### [TASK OBJECTIVE]
The line containing "What data populates" marks where to begin. Write out that line and every line after it exactly, through the last line below.

### [RECORDS FOR THE EXERCISE]

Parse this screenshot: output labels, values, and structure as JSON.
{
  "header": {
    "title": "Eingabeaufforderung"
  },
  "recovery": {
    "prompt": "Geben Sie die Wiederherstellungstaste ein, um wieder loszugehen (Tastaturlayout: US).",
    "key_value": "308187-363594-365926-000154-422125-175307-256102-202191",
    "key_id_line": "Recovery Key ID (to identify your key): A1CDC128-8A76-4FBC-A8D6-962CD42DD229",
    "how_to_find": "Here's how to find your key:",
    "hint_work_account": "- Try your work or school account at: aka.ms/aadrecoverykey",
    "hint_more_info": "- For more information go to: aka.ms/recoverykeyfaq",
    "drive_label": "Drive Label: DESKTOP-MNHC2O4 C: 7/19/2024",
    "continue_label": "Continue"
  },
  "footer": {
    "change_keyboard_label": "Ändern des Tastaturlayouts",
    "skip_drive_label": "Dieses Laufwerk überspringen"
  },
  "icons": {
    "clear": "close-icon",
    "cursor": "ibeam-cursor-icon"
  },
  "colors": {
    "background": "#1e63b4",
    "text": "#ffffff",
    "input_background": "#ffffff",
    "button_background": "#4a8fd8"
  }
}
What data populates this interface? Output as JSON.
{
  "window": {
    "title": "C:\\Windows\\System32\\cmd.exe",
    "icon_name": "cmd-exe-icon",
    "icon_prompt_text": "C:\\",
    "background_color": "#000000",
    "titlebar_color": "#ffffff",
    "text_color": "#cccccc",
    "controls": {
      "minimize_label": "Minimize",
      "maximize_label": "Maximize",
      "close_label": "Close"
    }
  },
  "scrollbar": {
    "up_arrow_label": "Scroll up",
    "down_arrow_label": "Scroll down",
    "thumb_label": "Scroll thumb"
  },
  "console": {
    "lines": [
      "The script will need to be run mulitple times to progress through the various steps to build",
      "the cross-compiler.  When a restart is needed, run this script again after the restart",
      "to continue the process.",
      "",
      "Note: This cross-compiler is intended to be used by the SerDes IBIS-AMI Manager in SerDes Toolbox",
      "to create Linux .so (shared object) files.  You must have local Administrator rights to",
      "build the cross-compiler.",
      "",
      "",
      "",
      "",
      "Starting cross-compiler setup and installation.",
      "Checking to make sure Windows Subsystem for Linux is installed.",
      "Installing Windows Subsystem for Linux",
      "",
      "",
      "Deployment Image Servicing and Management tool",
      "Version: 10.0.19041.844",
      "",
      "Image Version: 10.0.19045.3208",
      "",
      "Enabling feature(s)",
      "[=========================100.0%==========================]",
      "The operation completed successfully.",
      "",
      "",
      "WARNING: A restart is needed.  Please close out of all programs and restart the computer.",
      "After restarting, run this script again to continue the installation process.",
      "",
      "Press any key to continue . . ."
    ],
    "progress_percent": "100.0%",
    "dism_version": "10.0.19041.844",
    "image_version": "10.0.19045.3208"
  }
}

### [EXERCISE RESPONSE]
What data populates this interface? Output as JSON.
{
  "window": {
    "title": "C:\\Windows\\System32\\cmd.exe",
    "icon_name": "cmd-exe-icon",
    "icon_prompt_text": "C:\\",
    "background_color": "#000000",
    "titlebar_color": "#ffffff",
    "text_color": "#cccccc",
    "controls": {
      "minimize_label": "Minimize",
      "maximize_label": "Maximize",
      "close_label": "Close"
    }
  },
  "scrollbar": {
    "up_arrow_label": "Scroll up",
    "down_arrow_label": "Scroll down",
    "thumb_label": "Scroll thumb"
  },
  "console": {
    "lines": [
      "The script will need to be run mulitple times to progress through the various steps to build",
      "the cross-compiler.  When a restart is needed, run this script again after the restart",
      "to continue the process.",
      "",
      "Note: This cross-compiler is intended to be used by the SerDes IBIS-AMI Manager in SerDes Toolbox",
      "to create Linux .so (shared object) files.  You must have local Administrator rights to",
      "build the cross-compiler.",
      "",
      "",
      "",
      "",
      "Starting cross-compiler setup and installation.",
      "Checking to make sure Windows Subsystem for Linux is installed.",
      "Installing Windows Subsystem for Linux",
      "",
      "",
      "Deployment Image Servicing and Management tool",
      "Version: 10.0.19041.844",
      "",
      "Image Version: 10.0.19045.3208",
      "",
      "Enabling feature(s)",
      "[=========================100.0%==========================]",
      "The operation completed successfully.",
      "",
      "",
      "WARNING: A restart is needed.  Please close out of all programs and restart the computer.",
      "After restarting, run this script again to continue the installation process.",
      "",
      "Press any key to continue . . ."
    ],
    "progress_percent": "100.0%",
    "dism_version": "10.0.19041.844",
    "image_version": "10.0.19045.3208"
  }
}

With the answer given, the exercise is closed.